== DATA FOR THE TASK ==

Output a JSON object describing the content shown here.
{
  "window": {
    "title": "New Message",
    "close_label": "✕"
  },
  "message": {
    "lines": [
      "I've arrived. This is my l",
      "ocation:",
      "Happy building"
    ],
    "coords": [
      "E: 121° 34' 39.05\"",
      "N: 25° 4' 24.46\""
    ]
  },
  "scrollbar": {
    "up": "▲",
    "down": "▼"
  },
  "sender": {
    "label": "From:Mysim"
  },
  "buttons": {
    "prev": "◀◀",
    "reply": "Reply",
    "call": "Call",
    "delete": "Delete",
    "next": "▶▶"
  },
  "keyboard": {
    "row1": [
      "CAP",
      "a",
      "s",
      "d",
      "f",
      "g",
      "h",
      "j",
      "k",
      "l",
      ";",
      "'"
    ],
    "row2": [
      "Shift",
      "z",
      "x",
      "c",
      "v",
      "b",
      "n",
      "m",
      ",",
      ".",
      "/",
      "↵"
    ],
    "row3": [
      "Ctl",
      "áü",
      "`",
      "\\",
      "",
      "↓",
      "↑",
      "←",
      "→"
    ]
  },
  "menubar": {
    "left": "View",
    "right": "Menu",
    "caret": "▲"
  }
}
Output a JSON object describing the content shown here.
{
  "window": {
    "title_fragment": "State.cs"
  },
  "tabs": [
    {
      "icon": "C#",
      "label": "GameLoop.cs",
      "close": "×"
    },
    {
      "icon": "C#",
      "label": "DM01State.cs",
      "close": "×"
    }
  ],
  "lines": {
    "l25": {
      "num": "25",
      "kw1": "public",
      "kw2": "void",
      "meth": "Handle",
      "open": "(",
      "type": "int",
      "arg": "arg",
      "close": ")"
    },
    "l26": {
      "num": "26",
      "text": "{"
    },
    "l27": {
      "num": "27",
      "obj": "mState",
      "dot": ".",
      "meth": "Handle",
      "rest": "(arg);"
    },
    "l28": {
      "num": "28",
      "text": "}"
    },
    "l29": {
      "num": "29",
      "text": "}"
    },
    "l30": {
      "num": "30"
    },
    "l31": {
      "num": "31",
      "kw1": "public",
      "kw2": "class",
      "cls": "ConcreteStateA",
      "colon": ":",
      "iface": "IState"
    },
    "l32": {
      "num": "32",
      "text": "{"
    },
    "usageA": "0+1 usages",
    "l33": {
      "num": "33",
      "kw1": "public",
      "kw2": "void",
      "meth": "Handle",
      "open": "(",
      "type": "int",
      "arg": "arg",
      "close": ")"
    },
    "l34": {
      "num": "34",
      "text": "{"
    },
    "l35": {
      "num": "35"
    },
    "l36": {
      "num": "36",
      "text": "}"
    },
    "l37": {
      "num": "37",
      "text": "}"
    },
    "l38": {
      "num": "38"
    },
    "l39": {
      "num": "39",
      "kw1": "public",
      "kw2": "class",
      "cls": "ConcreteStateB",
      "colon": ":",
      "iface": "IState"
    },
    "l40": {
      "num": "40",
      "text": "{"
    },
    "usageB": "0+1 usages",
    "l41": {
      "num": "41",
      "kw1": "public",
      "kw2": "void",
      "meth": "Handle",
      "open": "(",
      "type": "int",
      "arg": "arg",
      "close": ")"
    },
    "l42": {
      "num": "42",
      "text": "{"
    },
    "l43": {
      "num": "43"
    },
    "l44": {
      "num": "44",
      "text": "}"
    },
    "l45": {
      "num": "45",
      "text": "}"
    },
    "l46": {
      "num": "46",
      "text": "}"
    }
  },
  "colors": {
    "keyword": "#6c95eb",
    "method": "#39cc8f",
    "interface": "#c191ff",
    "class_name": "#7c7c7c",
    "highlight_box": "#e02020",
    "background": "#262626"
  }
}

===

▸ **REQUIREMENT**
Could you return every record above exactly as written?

▸ **TASK ANSWER**
Output a JSON object describing the content shown here.
{
  "window": {
    "title": "New Message",
    "close_label": "✕"
  },
  "message": {
    "lines": [
      "I've arrived. This is my l",
      "ocation:",
      "Happy building"
    ],
    "coords": [
      "E: 121° 34' 39.05\"",
      "N: 25° 4' 24.46\""
    ]
  },
  "scrollbar": {
    "up": "▲",
    "down": "▼"
  },
  "sender": {
    "label": "From:Mysim"
  },
  "buttons": {
    "prev": "◀◀",
    "reply": "Reply",
    "call": "Call",
    "delete": "Delete",
    "next": "▶▶"
  },
  "keyboard": {
    "row1": [
      "CAP",
      "a",
      "s",
      "d",
      "f",
      "g",
      "h",
      "j",
      "k",
      "l",
      ";",
      "'"
    ],
    "row2": [
      "Shift",
      "z",
      "x",
      "c",
      "v",
      "b",
      "n",
      "m",
      ",",
      ".",
      "/",
      "↵"
    ],
    "row3": [
      "Ctl",
      "áü",
      "`",
      "\\",
      "",
      "↓",
      "↑",
      "←",
      "→"
    ]
  },
  "menubar": {
    "left": "View",
    "right": "Menu",
    "caret": "▲"
  }
}
Output a JSON object describing the content shown here.
{
  "window": {
    "title_fragment": "State.cs"
  },
  "tabs": [
    {
      "icon": "C#",
      "label": "GameLoop.cs",
      "close": "×"
    },
    {
      "icon": "C#",
      "label": "DM01State.cs",
      "close": "×"
    }
  ],
  "lines": {
    "l25": {
      "num": "25",
      "kw1": "public",
      "kw2": "void",
      "meth": "Handle",
      "open": "(",
      "type": "int",
      "arg": "arg",
      "close": ")"
    },
    "l26": {
      "num": "26",
      "text": "{"
    },
    "l27": {
      "num": "27",
      "obj": "mState",
      "dot": ".",
      "meth": "Handle",
      "rest": "(arg);"
    },
    "l28": {
      "num": "28",
      "text": "}"
    },
    "l29": {
      "num": "29",
      "text": "}"
    },
    "l30": {
      "num": "30"
    },
    "l31": {
      "num": "31",
      "kw1": "public",
      "kw2": "class",
      "cls": "ConcreteStateA",
      "colon": ":",
      "iface": "IState"
    },
    "l32": {
      "num": "32",
      "text": "{"
    },
    "usageA": "0+1 usages",
    "l33": {
      "num": "33",
      "kw1": "public",
      "kw2": "void",
      "meth": "Handle",
      "open": "(",
      "type": "int",
      "arg": "arg",
      "close": ")"
    },
    "l34": {
      "num": "34",
      "text": "{"
    },
    "l35": {
      "num": "35"
    },
    "l36": {
      "num": "36",
      "text": "}"
    },
    "l37": {
      "num": "37",
      "text": "}"
    },
    "l38": {
      "num": "38"
    },
    "l39": {
      "num": "39",
      "kw1": "public",
      "kw2": "class",
      "cls": "ConcreteStateB",
      "colon": ":",
      "iface": "IState"
    },
    "l40": {
      "num": "40",
      "text": "{"
    },
    "usageB": "0+1 usages",
    "l41": {
      "num": "41",
      "kw1": "public",
      "kw2": "void",
      "meth": "Handle",
      "open": "(",
      "type": "int",
      "arg": "arg",
      "close": ")"
    },
    "l42": {
      "num": "42",
      "text": "{"
    },
    "l43": {
      "num": "43"
    },
    "l44": {
      "num": "44",
      "text": "}"
    },
    "l45": {
      "num": "45",
      "text": "}"
    },
    "l46": {
      "num": "46",
      "text": "}"
    }
  },
  "colors": {
    "keyword": "#6c95eb",
    "method": "#39cc8f",
    "interface": "#c191ff",
    "class_name": "#7c7c7c",
    "highlight_box": "#e02020",
    "background": "#262626"
  }
}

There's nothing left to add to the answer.